#### DATASET CONTENT:
————————

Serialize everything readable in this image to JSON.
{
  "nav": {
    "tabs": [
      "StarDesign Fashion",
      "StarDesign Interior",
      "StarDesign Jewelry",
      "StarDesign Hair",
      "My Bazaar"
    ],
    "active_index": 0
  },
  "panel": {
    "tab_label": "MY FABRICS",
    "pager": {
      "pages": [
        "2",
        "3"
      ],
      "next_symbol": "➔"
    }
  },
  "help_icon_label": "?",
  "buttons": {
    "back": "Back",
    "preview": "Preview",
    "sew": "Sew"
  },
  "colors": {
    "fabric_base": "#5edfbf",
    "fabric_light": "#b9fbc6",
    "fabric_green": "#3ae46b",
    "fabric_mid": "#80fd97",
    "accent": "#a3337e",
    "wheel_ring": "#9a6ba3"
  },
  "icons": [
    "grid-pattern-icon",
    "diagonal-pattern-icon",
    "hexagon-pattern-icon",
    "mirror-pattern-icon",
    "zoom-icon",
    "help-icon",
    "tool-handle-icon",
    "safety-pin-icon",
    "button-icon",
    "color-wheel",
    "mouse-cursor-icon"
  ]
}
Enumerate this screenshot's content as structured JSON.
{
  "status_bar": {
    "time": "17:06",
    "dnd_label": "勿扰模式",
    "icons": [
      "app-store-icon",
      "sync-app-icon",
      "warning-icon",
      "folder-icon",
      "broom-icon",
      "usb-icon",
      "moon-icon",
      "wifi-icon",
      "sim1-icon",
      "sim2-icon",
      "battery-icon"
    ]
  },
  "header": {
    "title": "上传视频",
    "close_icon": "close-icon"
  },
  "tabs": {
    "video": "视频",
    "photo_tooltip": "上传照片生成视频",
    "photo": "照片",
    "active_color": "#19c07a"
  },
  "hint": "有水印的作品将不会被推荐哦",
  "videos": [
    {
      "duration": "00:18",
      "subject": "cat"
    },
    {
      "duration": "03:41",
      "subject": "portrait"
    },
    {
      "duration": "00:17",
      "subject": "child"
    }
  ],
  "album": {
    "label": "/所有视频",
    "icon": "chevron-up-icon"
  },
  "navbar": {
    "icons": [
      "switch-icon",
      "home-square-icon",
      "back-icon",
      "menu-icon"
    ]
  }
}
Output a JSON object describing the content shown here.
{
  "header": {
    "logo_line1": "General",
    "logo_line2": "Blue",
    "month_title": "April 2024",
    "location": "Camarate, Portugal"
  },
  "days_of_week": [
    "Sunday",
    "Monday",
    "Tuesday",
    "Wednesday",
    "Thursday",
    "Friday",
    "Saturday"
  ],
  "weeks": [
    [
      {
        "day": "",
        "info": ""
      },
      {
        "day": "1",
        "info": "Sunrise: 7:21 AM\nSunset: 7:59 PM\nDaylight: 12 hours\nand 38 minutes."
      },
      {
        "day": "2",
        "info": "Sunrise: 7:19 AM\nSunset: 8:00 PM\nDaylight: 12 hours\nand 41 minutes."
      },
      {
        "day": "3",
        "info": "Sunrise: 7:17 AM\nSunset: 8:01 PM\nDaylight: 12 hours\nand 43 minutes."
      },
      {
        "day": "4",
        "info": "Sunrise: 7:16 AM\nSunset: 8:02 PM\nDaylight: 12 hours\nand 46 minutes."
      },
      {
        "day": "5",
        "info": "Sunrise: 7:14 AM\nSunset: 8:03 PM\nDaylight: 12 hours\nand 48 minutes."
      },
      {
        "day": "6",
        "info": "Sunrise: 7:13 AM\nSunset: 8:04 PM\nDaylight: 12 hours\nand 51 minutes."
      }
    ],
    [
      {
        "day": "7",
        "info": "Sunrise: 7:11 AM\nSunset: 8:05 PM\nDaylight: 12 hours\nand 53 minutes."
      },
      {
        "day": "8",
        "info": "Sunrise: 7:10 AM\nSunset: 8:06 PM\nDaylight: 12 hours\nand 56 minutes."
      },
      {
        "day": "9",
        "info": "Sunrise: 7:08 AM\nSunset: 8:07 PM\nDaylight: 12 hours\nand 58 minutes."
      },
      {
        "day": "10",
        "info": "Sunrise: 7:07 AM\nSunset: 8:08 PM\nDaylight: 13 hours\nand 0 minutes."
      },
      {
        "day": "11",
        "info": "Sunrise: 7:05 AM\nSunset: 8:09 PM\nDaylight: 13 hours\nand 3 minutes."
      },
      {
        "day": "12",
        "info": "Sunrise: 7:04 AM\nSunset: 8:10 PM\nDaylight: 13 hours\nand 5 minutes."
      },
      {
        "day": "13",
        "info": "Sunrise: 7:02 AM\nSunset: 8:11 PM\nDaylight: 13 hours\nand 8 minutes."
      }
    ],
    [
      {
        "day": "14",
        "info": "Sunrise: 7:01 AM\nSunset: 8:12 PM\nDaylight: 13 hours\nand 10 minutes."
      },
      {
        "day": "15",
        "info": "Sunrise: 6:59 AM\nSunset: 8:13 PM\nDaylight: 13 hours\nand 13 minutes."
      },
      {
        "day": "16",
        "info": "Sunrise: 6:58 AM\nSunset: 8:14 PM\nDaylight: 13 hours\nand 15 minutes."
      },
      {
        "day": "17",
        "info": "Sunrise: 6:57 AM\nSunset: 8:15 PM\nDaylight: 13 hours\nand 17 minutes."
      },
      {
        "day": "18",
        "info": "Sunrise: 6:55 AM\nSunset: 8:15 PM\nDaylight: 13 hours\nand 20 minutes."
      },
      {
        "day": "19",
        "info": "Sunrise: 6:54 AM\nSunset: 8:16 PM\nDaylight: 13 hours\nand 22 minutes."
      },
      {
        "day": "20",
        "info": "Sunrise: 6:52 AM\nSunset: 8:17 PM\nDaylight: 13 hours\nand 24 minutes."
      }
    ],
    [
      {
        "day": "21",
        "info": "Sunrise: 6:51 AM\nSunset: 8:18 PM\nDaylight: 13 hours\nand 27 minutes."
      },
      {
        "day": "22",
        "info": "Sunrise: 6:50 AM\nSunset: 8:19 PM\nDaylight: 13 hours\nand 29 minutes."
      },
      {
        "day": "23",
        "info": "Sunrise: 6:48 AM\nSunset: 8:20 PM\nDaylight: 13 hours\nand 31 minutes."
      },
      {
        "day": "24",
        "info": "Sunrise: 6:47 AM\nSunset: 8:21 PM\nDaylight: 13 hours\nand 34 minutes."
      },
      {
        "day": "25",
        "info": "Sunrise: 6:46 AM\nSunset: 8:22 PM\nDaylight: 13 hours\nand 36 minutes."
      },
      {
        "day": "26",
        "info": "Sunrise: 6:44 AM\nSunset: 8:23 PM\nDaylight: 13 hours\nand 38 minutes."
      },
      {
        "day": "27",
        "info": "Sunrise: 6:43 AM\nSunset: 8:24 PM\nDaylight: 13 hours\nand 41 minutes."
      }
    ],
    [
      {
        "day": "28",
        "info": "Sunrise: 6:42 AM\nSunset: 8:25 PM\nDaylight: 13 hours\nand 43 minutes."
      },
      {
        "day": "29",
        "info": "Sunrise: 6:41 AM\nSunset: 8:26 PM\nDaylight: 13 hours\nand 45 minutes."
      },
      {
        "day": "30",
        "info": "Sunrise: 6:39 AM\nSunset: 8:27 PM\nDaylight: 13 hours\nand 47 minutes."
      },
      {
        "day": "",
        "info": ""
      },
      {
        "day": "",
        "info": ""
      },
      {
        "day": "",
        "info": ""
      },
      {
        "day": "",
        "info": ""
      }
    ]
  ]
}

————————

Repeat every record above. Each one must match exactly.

#### WRITTEN SOLUTION:
Serialize everything readable in this image to JSON.
{
  "nav": {
    "tabs": [
      "StarDesign Fashion",
      "StarDesign Interior",
      "StarDesign Jewelry",
      "StarDesign Hair",
      "My Bazaar"
    ],
    "active_index": 0
  },
  "panel": {
    "tab_label": "MY FABRICS",
    "pager": {
      "pages": [
        "2",
        "3"
      ],
      "next_symbol": "➔"
    }
  },
  "help_icon_label": "?",
  "buttons": {
    "back": "Back",
    "preview": "Preview",
    "sew": "Sew"
  },
  "colors": {
    "fabric_base": "#5edfbf",
    "fabric_light": "#b9fbc6",
    "fabric_green": "#3ae46b",
    "fabric_mid": "#80fd97",
    "accent": "#a3337e",
    "wheel_ring": "#9a6ba3"
  },
  "icons": [
    "grid-pattern-icon",
    "diagonal-pattern-icon",
    "hexagon-pattern-icon",
    "mirror-pattern-icon",
    "zoom-icon",
    "help-icon",
    "tool-handle-icon",
    "safety-pin-icon",
    "button-icon",
    "color-wheel",
    "mouse-cursor-icon"
  ]
}
Enumerate this screenshot's content as structured JSON.
{
  "status_bar": {
    "time": "17:06",
    "dnd_label": "勿扰模式",
    "icons": [
      "app-store-icon",
      "sync-app-icon",
      "warning-icon",
      "folder-icon",
      "broom-icon",
      "usb-icon",
      "moon-icon",
      "wifi-icon",
      "sim1-icon",
      "sim2-icon",
      "battery-icon"
    ]
  },
  "header": {
    "title": "上传视频",
    "close_icon": "close-icon"
  },
  "tabs": {
    "video": "视频",
    "photo_tooltip": "上传照片生成视频",
    "photo": "照片",
    "active_color": "#19c07a"
  },
  "hint": "有水印的作品将不会被推荐哦",
  "videos": [
    {
      "duration": "00:18",
      "subject": "cat"
    },
    {
      "duration": "03:41",
      "subject": "portrait"
    },
    {
      "duration": "00:17",
      "subject": "child"
    }
  ],
  "album": {
    "label": "/所有视频",
    "icon": "chevron-up-icon"
  },
  "navbar": {
    "icons": [
      "switch-icon",
      "home-square-icon",
      "back-icon",
      "menu-icon"
    ]
  }
}
Output a JSON object describing the content shown here.
{
  "header": {
    "logo_line1": "General",
    "logo_line2": "Blue",
    "month_title": "April 2024",
    "location": "Camarate, Portugal"
  },
  "days_of_week": [
    "Sunday",
    "Monday",
    "Tuesday",
    "Wednesday",
    "Thursday",
    "Friday",
    "Saturday"
  ],
  "weeks": [
    [
      {
        "day": "",
        "info": ""
      },
      {
        "day": "1",
        "info": "Sunrise: 7:21 AM\nSunset: 7:59 PM\nDaylight: 12 hours\nand 38 minutes."
      },
      {
        "day": "2",
        "info": "Sunrise: 7:19 AM\nSunset: 8:00 PM\nDaylight: 12 hours\nand 41 minutes."
      },
      {
        "day": "3",
        "info": "Sunrise: 7:17 AM\nSunset: 8:01 PM\nDaylight: 12 hours\nand 43 minutes."
      },
      {
        "day": "4",
        "info": "Sunrise: 7:16 AM\nSunset: 8:02 PM\nDaylight: 12 hours\nand 46 minutes."
      },
      {
        "day": "5",
        "info": "Sunrise: 7:14 AM\nSunset: 8:03 PM\nDaylight: 12 hours\nand 48 minutes."
      },
      {
        "day": "6",
        "info": "Sunrise: 7:13 AM\nSunset: 8:04 PM\nDaylight: 12 hours\nand 51 minutes."
      }
    ],
    [
      {
        "day": "7",
        "info": "Sunrise: 7:11 AM\nSunset: 8:05 PM\nDaylight: 12 hours\nand 53 minutes."
      },
      {
        "day": "8",
        "info": "Sunrise: 7:10 AM\nSunset: 8:06 PM\nDaylight: 12 hours\nand 56 minutes."
      },
      {
        "day": "9",
        "info": "Sunrise: 7:08 AM\nSunset: 8:07 PM\nDaylight: 12 hours\nand 58 minutes."
      },
      {
        "day": "10",
        "info": "Sunrise: 7:07 AM\nSunset: 8:08 PM\nDaylight: 13 hours\nand 0 minutes."
      },
      {
        "day": "11",
        "info": "Sunrise: 7:05 AM\nSunset: 8:09 PM\nDaylight: 13 hours\nand 3 minutes."
      },
      {
        "day": "12",
        "info": "Sunrise: 7:04 AM\nSunset: 8:10 PM\nDaylight: 13 hours\nand 5 minutes."
      },
      {
        "day": "13",
        "info": "Sunrise: 7:02 AM\nSunset: 8:11 PM\nDaylight: 13 hours\nand 8 minutes."
      }
    ],
    [
      {
        "day": "14",
        "info": "Sunrise: 7:01 AM\nSunset: 8:12 PM\nDaylight: 13 hours\nand 10 minutes."
      },
      {
        "day": "15",
        "info": "Sunrise: 6:59 AM\nSunset: 8:13 PM\nDaylight: 13 hours\nand 13 minutes."
      },
      {
        "day": "16",
        "info": "Sunrise: 6:58 AM\nSunset: 8:14 PM\nDaylight: 13 hours\nand 15 minutes."
      },
      {
        "day": "17",
        "info": "Sunrise: 6:57 AM\nSunset: 8:15 PM\nDaylight: 13 hours\nand 17 minutes."
      },
      {
        "day": "18",
        "info": "Sunrise: 6:55 AM\nSunset: 8:15 PM\nDaylight: 13 hours\nand 20 minutes."
      },
      {
        "day": "19",
        "info": "Sunrise: 6:54 AM\nSunset: 8:16 PM\nDaylight: 13 hours\nand 22 minutes."
      },
      {
        "day": "20",
        "info": "Sunrise: 6:52 AM\nSunset: 8:17 PM\nDaylight: 13 hours\nand 24 minutes."
      }
    ],
    [
      {
        "day": "21",
        "info": "Sunrise: 6:51 AM\nSunset: 8:18 PM\nDaylight: 13 hours\nand 27 minutes."
      },
      {
        "day": "22",
        "info": "Sunrise: 6:50 AM\nSunset: 8:19 PM\nDaylight: 13 hours\nand 29 minutes."
      },
      {
        "day": "23",
        "info": "Sunrise: 6:48 AM\nSunset: 8:20 PM\nDaylight: 13 hours\nand 31 minutes."
      },
      {
        "day": "24",
        "info": "Sunrise: 6:47 AM\nSunset: 8:21 PM\nDaylight: 13 hours\nand 34 minutes."
      },
      {
        "day": "25",
        "info": "Sunrise: 6:46 AM\nSunset: 8:22 PM\nDaylight: 13 hours\nand 36 minutes."
      },
      {
        "day": "26",
        "info": "Sunrise: 6:44 AM\nSunset: 8:23 PM\nDaylight: 13 hours\nand 38 minutes."
      },
      {
        "day": "27",
        "info": "Sunrise: 6:43 AM\nSunset: 8:24 PM\nDaylight: 13 hours\nand 41 minutes."
      }
    ],
    [
      {
        "day": "28",
        "info": "Sunrise: 6:42 AM\nSunset: 8:25 PM\nDaylight: 13 hours\nand 43 minutes."
      },
      {
        "day": "29",
        "info": "Sunrise: 6:41 AM\nSunset: 8:26 PM\nDaylight: 13 hours\nand 45 minutes."
      },
      {
        "day": "30",
        "info": "Sunrise: 6:39 AM\nSunset: 8:27 PM\nDaylight: 13 hours\nand 47 minutes."
      },
      {
        "day": "",
        "info": ""
      },
      {
        "day": "",
        "info": ""
      },
      {
        "day": "",
        "info": ""
      },
      {
        "day": "",
        "info": ""
      }
    ]
  ]
}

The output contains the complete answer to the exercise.